This past weekend, because I speak Spanish, I volunteered to deliver Christmas for the children of 10 of the poorest Hispanic families in a neighboring city. 40 of my neighbors in an affluent area sponsored 45 of these families. It was a massive effort of true charity with thousands of man hours and dollars being willingly spent on behalf of those without.

I cannot accurately describe the conditions that some of these people live in. The shanty town of 20’ single wide trailers that were on old, narrow partially dirt roads were set in hodge-podge fashion. Trying to find addresses was difficult because the numbers on trailers which sometimes were painted on the trailer, did not appear to be consecutive. The newest trailer was at least 50 years old. Inside the trailers it was dark and cold and dimly lit. The carpeted floors were threadbare from too many years of wear.

The vehicles outside the trailers were old and worn out and it looked more like a auto salvage operation than operating family cars. The children seemed happy though, as they played with sticks and small rubber balls. One of them accidently hit my new bright red suburban with a ball, causing no damage, but they scattered for fear they may have. I did not see one child riding a bike that day nor did I see any chained up or in the trailers I went in.

In the day time it was a little scary as I wondered how many gang members and drug dealers might be living there and my tensions grew as darkness set in. The streets were short and narrow with no room to turn around.

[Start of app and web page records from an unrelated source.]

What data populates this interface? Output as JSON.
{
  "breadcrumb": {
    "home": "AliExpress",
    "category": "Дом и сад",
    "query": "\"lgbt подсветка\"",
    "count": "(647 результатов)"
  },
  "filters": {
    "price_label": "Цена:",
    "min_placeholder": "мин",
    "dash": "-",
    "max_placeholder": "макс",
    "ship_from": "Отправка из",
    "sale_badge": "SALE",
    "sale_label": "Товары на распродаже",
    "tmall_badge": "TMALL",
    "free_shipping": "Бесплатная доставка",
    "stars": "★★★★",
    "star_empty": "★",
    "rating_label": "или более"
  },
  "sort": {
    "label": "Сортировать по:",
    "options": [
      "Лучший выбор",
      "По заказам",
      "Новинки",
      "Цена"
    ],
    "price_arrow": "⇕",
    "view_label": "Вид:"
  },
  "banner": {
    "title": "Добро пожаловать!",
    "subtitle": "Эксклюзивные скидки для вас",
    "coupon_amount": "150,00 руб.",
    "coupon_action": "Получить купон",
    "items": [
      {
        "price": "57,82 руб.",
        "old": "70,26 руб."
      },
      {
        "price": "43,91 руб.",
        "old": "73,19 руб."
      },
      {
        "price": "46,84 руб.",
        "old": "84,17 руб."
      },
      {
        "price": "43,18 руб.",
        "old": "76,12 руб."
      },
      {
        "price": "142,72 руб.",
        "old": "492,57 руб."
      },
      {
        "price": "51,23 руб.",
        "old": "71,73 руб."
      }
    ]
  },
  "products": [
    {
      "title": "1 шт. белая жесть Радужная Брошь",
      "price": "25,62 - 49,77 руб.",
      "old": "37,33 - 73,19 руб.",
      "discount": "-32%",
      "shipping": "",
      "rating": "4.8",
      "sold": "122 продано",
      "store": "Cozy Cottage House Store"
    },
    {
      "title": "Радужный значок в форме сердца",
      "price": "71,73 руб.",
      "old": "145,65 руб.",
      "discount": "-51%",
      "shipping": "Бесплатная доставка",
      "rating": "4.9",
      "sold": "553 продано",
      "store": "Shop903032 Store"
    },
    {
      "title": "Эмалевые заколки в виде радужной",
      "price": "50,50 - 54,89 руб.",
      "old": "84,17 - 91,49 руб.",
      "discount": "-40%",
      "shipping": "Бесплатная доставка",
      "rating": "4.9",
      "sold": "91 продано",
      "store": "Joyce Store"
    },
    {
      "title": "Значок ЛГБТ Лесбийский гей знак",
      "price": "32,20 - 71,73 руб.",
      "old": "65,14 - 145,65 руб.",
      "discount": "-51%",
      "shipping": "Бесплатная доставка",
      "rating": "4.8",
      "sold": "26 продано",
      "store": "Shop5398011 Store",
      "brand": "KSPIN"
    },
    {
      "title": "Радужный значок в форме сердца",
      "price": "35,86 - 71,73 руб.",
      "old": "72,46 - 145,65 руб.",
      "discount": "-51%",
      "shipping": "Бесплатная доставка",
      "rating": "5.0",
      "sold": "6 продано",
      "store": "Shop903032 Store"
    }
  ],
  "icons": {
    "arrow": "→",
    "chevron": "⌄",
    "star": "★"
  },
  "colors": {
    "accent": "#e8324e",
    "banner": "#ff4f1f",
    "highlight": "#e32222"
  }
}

I had to back out of almost every one. One car placed strategically behind me would have stopped me from leaving and put me at the mercy of any foe. Fortunately, my worries were only that and not reality.

Since it was not Christmas Eve or day we tried to help the parents hide the presents from the children but how do you hide a bike in a small trailer? Many had asked for them and many received them.

The tears of gratitude from the parents and the children’s faces of excitement as they peaked from around corners to see what Santa had brought were more than my heart could take. Tears still well up as I consider the service of love I gave that day.

Correct principles— The gov’t needs to let us give to the poor from the goodness of our hearts. We don’t have the same feelings of love and compassion when the government forcefully extracts our taxes to give to the professional welfare bums. We could and would give more to help the poor if the gov’t would stop taking our money from us.

Moral of the story: Do not be content like Scrooge to think you are doing good by paying taxes. That is neither charity nor love and you will not receive the joy that true giving brings.

During this season of good will, please do a random act of service for someone in need. You will never regret it.

Have a Merry Christmas and prosperous New Year.


Vance said...

I completely agree! No one should be forced to give and no one should be forced to receive either. It is not the government's place to tell us how much we have to give to programs that don't work and watch our money be squandered by politicians and consumed by administrations. And there is no love in that. It inspires anger and frustration instead of the experience you describe. How much better the world would be if we all gave out of love! Guess that's the difference between the law of consecration and Satan's counterfeit--socialism.

Coach Ann said...

Excellent comments